Factor360I enjoy the work that I do for Factor360 for the most part, but after five years, the work has become routine and mostly involves supporting the many projects that I’ve built. I’m very happy with what I’ve accomplished during my five years at Factor360. I built a content management system that now powers about 150 different websites and built several software systems for happy customers, but it’s time for a new chapter in my life.

There’s no question that my business is ready to provide a full-time income for Karine, Micah and myself. My company has produced more income for our family than my position at Factor360 since 2009. My business is now diversified and isn’t dependent upon the good graces of Google, Apple or any other big company to remain profitable.

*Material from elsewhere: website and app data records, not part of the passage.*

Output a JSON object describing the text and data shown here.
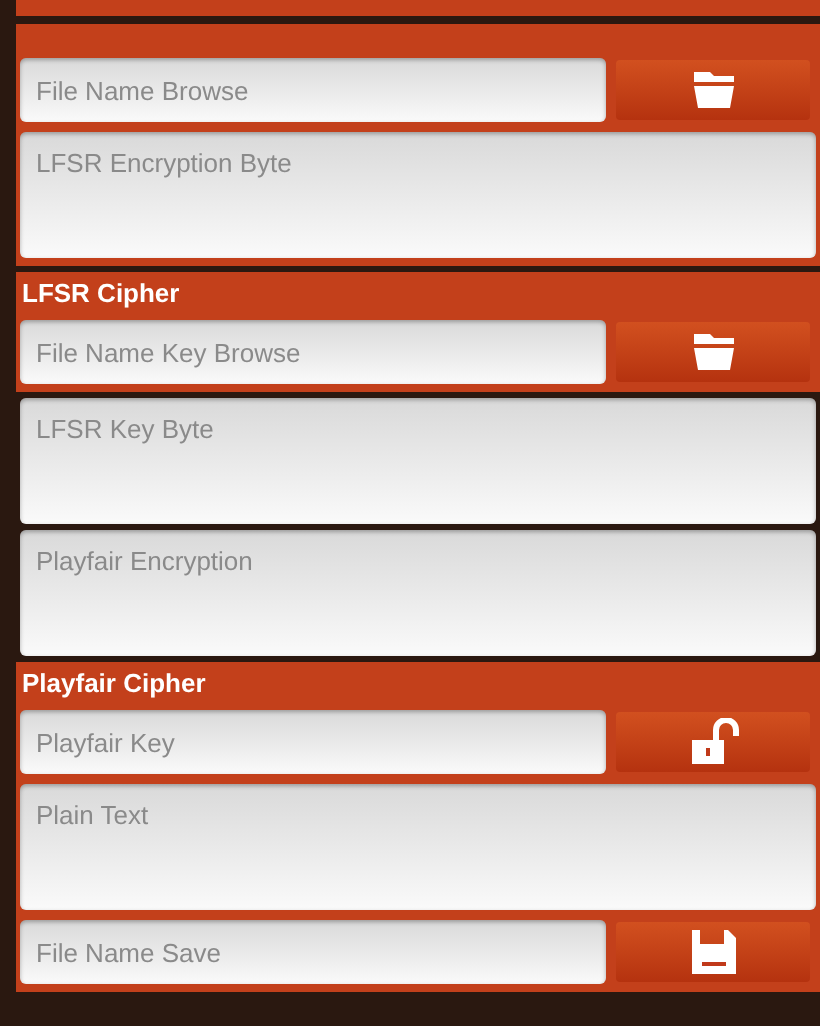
{
  "blocks": [
    {
      "kind": "section",
      "items": [
        {
          "kind": "browse",
          "placeholder": "File Name Browse"
        },
        {
          "kind": "textarea",
          "placeholder": "LFSR Encryption Byte"
        }
      ]
    },
    {
      "kind": "section",
      "title": "LFSR Cipher",
      "items": [
        {
          "kind": "browse",
          "placeholder": "File Name Key Browse"
        }
      ]
    },
    {
      "kind": "plain",
      "items": [
        {
          "kind": "textarea",
          "placeholder": "LFSR Key Byte"
        }
      ]
    },
    {
      "kind": "plain",
      "items": [
        {
          "kind": "textarea",
          "placeholder": "Playfair Encryption"
        }
      ]
    },
    {
      "kind": "section",
      "title": "Playfair Cipher",
      "items": [
        {
          "kind": "key",
          "placeholder": "Playfair Key"
        },
        {
          "kind": "textarea",
          "placeholder": "Plain Text"
        },
        {
          "kind": "save",
          "placeholder": "File Name Save"
        }
      ]
    }
  ]
}
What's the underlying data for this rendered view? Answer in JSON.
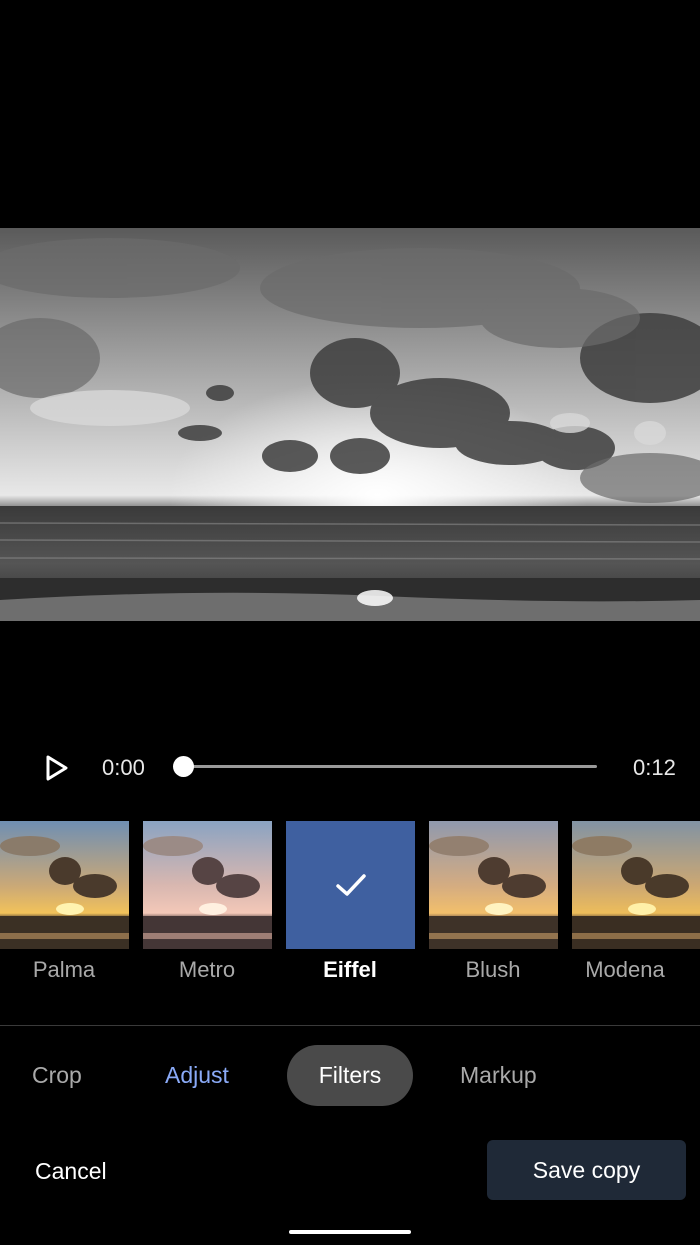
{
  "player": {
    "play_icon": "play-icon",
    "current_time": "0:00",
    "duration": "0:12",
    "progress": 0
  },
  "filters": {
    "selected": "Eiffel",
    "items": [
      {
        "label": "Palma"
      },
      {
        "label": "Metro"
      },
      {
        "label": "Eiffel"
      },
      {
        "label": "Blush"
      },
      {
        "label": "Modena"
      }
    ],
    "selected_color": "#3f60a0",
    "check_icon": "check-icon"
  },
  "tabs": {
    "crop": "Crop",
    "adjust": "Adjust",
    "filters": "Filters",
    "markup": "Markup",
    "accent_color": "#8aaaf7"
  },
  "actions": {
    "cancel": "Cancel",
    "save": "Save copy"
  }
}
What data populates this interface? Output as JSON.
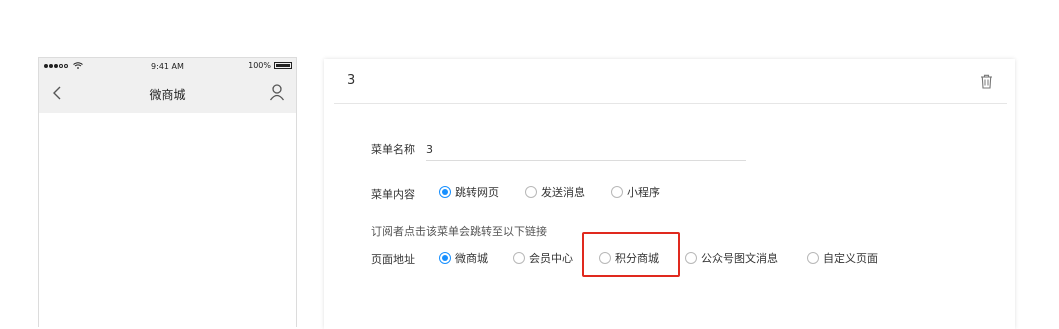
{
  "phone": {
    "status_time": "9:41 AM",
    "battery_text": "100%",
    "title": "微商城"
  },
  "card": {
    "menu_number": "3"
  },
  "form": {
    "name_label": "菜单名称",
    "name_value": "3",
    "content_label": "菜单内容",
    "content_options": [
      {
        "label": "跳转网页",
        "selected": true
      },
      {
        "label": "发送消息",
        "selected": false
      },
      {
        "label": "小程序",
        "selected": false
      }
    ],
    "hint": "订阅者点击该菜单会跳转至以下链接",
    "address_label": "页面地址",
    "address_options": [
      {
        "label": "微商城",
        "selected": true
      },
      {
        "label": "会员中心",
        "selected": false
      },
      {
        "label": "积分商城",
        "selected": false
      },
      {
        "label": "公众号图文消息",
        "selected": false
      },
      {
        "label": "自定义页面",
        "selected": false
      }
    ]
  },
  "colors": {
    "accent": "#1890ff",
    "highlight": "#e0291e"
  }
}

To prepare for the entrepreneurial leap, I took several steps. First, I gave myself a raise so that I would receive a paycheck that covers our monthly expenses. My business now has 12 months’ of expenses saved as retained earnings and Karine and I have a sizable emergency fund. We have no debt. I setup a new health insurance policy with help of a broker (Jesse Haller at Compass Financial Group), since Factor360 is too small to be covered by COBRA.

As part of the transition, I want to leave well at Factor360 and don’t plan on burning any bridges. I provided four weeks’ notice instead of the customary two. I setup plans to provide appropriate documentation for the projects that I had worked on and offered to be available via email to answer questions on a limited basis after my official term of employment is complete. I had a meeting with my immediate supervisor to plan what projects I could finish up in my remaining four weeks. Since I do software development for Factor360, I also set the expectations for what availability I would have for consulting in the future.

As of the writing of this post, I have just under four weeks of work left at Factor360. My plans for the immediate future include spending more time with my wife and my new son and graduating from seminary in the spring. I also have some plans to grow my business, but it won’t be a substantial focus until I graduate seminary.

That’s all for now. Stay tuned.